“I started writing this really sad song – it ended up being a track called ‘Gemini’, and it’s a really soft, more of an instrumental-based one with a lot of clean vocals. And when I was writing those lyrics, I came to this realisation, like, ‘Okay, I’ve got a lot of this pent-up self-doubt and self-hatred.’ I started writing from a place of genuine disgust and sadness – which I don’t normally do, I’d never written that way before. But I was in such deep pain, I needed to find a way to write from that perspective.
“In metalcore, there’s this pressure to always be like, ‘Fuck yeah, we’ve got you! Fuck the man! Fuck the people that hurt you!’ So to be writing from a place of absolute sadness, like, ‘I feel miserable, I want to die’ – y’know, that’s a really confronting place to be coming from.”

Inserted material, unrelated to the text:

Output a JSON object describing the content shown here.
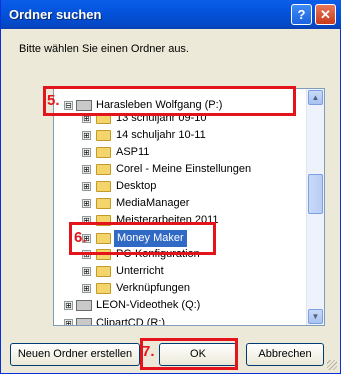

Naturally, there was some trepidation to Reade’s newfound artistic vulnerability, something that certainly wasn’t soothed when Drown This City’s recording plans were thrown into disarray. Two days before they were set to start tracking, longtime bassist and screamer Matt Bean decided to leave the fray, citing disillusion with the music industry. They also had to scramble for a new producer when Scott Simpson bowed out to prioritise touring commitments with Alpha Wolf. It was only at the last possible second that the band found Toby Thomas, who incidentally was looking for a new group of shredheads to wreak havoc with.

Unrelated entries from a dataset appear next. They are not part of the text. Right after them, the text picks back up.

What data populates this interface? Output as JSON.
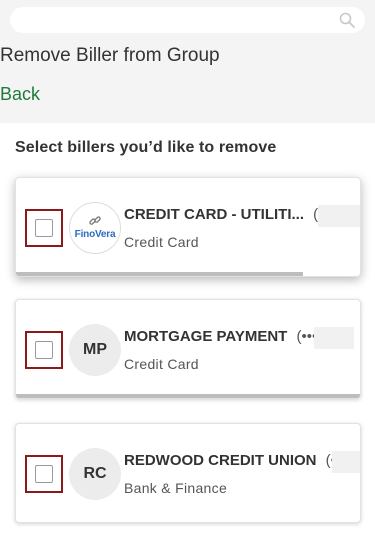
{
  "search": {
    "placeholder": ""
  },
  "page": {
    "title": "Remove Biller from Group",
    "back_label": "Back",
    "instruction": "Select billers you’d like to remove"
  },
  "billers": [
    {
      "name": "CREDIT CARD - UTILITI...",
      "masked": "(••",
      "category": "Credit Card",
      "avatar_text": "",
      "logo_text": "FinoVera",
      "checked": false
    },
    {
      "name": "MORTGAGE PAYMENT",
      "masked": "(•••",
      "category": "Credit Card",
      "avatar_text": "MP",
      "checked": false
    },
    {
      "name": "REDWOOD CREDIT UNION",
      "masked": "(••",
      "category": "Bank & Finance",
      "avatar_text": "RC",
      "checked": false
    }
  ],
  "colors": {
    "back_link": "#1f7a3a",
    "checkbox_highlight": "#8b1a1a",
    "logo_blue": "#2a6cc0"
  },
  "icons": [
    "search-icon",
    "link-icon"
  ]
}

Thomas’ input in the studio was integral to Reade embracing the idea of laying her soul bare on tape. “When you’re opening yourself up in a song,” she muses, “You’ve really gotta take yourself down into that dark place. And sometimes you’re just like, ‘Oh man, I don’t want to fucking do this.’ It’s painful. But when I went into the studio with Toby, for some reason he just totally vibed with that place. He was like, ‘Yep, I resonate with these thoughts,’ and he started helping me to write.”
The chemistry between Reade and Thomas led to Colours We Won’t Know shaping up in a much more kaleidoscopic way than Drown This City initially planned. Where Reade’s songwriting on efforts prior was generally more strait-laced and transparent, the pair found a value in storytelling as a way to amplify the impact of the trauma that she was anatomising.

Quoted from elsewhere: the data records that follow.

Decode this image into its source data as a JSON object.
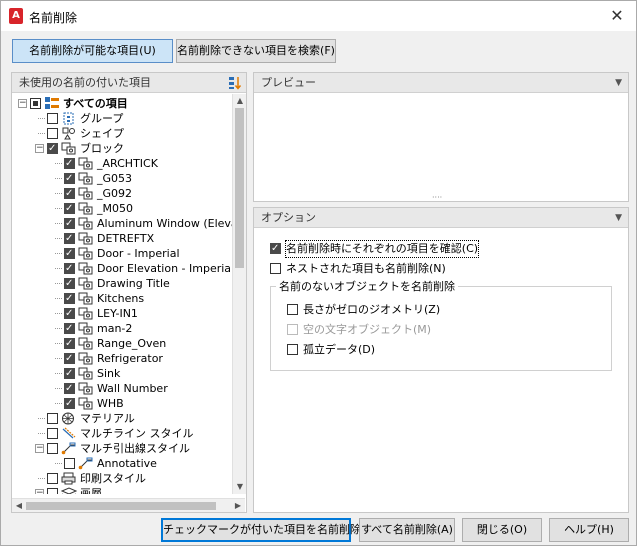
{
  "window": {
    "title": "名前削除",
    "app_icon_letter": "A",
    "close_glyph": "✕"
  },
  "mode_buttons": {
    "purgeable": "名前削除が可能な項目(U)",
    "find_unpurgeable": "名前削除できない項目を検索(F)"
  },
  "left_panel": {
    "header": "未使用の名前の付いた項目"
  },
  "tree": [
    {
      "label": "すべての項目",
      "bold": true,
      "icon": "all-items-icon",
      "state": "partial",
      "expander": "−"
    },
    {
      "label": "グループ",
      "icon": "group-icon",
      "state": "unchecked"
    },
    {
      "label": "シェイプ",
      "icon": "shape-icon",
      "state": "unchecked"
    },
    {
      "label": "ブロック",
      "icon": "block-icon",
      "state": "checked",
      "expander": "−"
    },
    {
      "label": "_ARCHTICK",
      "icon": "block-icon",
      "state": "checked"
    },
    {
      "label": "_G053",
      "icon": "block-icon",
      "state": "checked"
    },
    {
      "label": "_G092",
      "icon": "block-icon",
      "state": "checked"
    },
    {
      "label": "_M050",
      "icon": "block-icon",
      "state": "checked"
    },
    {
      "label": "Aluminum Window (Elevatio",
      "icon": "block-icon",
      "state": "checked"
    },
    {
      "label": "DETREFTX",
      "icon": "block-icon",
      "state": "checked"
    },
    {
      "label": "Door - Imperial",
      "icon": "block-icon",
      "state": "checked"
    },
    {
      "label": "Door Elevation - Imperial",
      "icon": "block-icon",
      "state": "checked"
    },
    {
      "label": "Drawing Title",
      "icon": "block-icon",
      "state": "checked"
    },
    {
      "label": "Kitchens",
      "icon": "block-icon",
      "state": "checked"
    },
    {
      "label": "LEY-IN1",
      "icon": "block-icon",
      "state": "checked"
    },
    {
      "label": "man-2",
      "icon": "block-icon",
      "state": "checked"
    },
    {
      "label": "Range_Oven",
      "icon": "block-icon",
      "state": "checked"
    },
    {
      "label": "Refrigerator",
      "icon": "block-icon",
      "state": "checked"
    },
    {
      "label": "Sink",
      "icon": "block-icon",
      "state": "checked"
    },
    {
      "label": "Wall Number",
      "icon": "block-icon",
      "state": "checked"
    },
    {
      "label": "WHB",
      "icon": "block-icon",
      "state": "checked"
    },
    {
      "label": "マテリアル",
      "icon": "material-icon",
      "state": "unchecked"
    },
    {
      "label": "マルチライン スタイル",
      "icon": "multiline-icon",
      "state": "unchecked"
    },
    {
      "label": "マルチ引出線スタイル",
      "icon": "mleader-icon",
      "state": "unchecked",
      "expander": "−"
    },
    {
      "label": "Annotative",
      "icon": "mleader-icon",
      "state": "unchecked"
    },
    {
      "label": "印刷スタイル",
      "icon": "plot-style-icon",
      "state": "unchecked"
    },
    {
      "label": "画層",
      "icon": "layer-icon",
      "state": "unchecked",
      "expander": "−"
    }
  ],
  "preview_panel": {
    "header": "プレビュー"
  },
  "options_panel": {
    "header": "オプション",
    "confirm_each": {
      "label": "名前削除時にそれぞれの項目を確認(C)",
      "checked": true
    },
    "purge_nested": {
      "label": "ネストされた項目も名前削除(N)",
      "checked": false
    },
    "unnamed_group": {
      "legend": "名前のないオブジェクトを名前削除",
      "zero_length": {
        "label": "長さがゼロのジオメトリ(Z)",
        "checked": false
      },
      "empty_text": {
        "label": "空の文字オブジェクト(M)",
        "checked": false
      },
      "orphaned_data": {
        "label": "孤立データ(D)",
        "checked": false
      }
    }
  },
  "footer_buttons": {
    "purge_checked": "チェックマークが付いた項目を名前削除(P)",
    "purge_all": "すべて名前削除(A)",
    "close": "閉じる(O)",
    "help": "ヘルプ(H)"
  }
}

“We were able to communicate [these emotions] in a more theatrical, visual sort of way,” Reade says. “Instead of just going, ‘I’m so sad!’ And because his vocals are so heavy, he was able to communicate that pain and that disgusting feeling in a really powerful way.”
An opacity to her narrative also allows Reade to broadcast her frustrations without directly incriminating those who caused them. She looks to a bridge in the EP’s lead single, ‘New Burn Order’, on which she sings: “Fated mirror, watch me fall / Jaded father, hollowed stone / Now you watch me turn / Hallowed be our throne”. As she points out, “That’s actually my way of saying to my dad, ‘You’re so jaded. You’re looking at me with disgust, but we’re cut from the same cloth – we’re the same person.’”
Over time, by way of a split between music and counselling, Reade has been able to heal the wounds opened up by her family. They have a great relationship in the present day, with both her parents not only supportive of her endeavours, but fans of the output. But such does raise one particularly dire question: even if the lyrics aren’t entirely straightforward, do they know they’re based on feelings of animosity towards them? How would that go down at Reade’s family reunions?
“That’s the beauty of having screaming in these songs,” she laughs. “My dad goes, ‘I like the soft parts!’ I don’t think he connects with the lyrics. And I don’t think my mum pays attention to them at all – she just goes, ‘Oh that’s great honey, proud of you!’”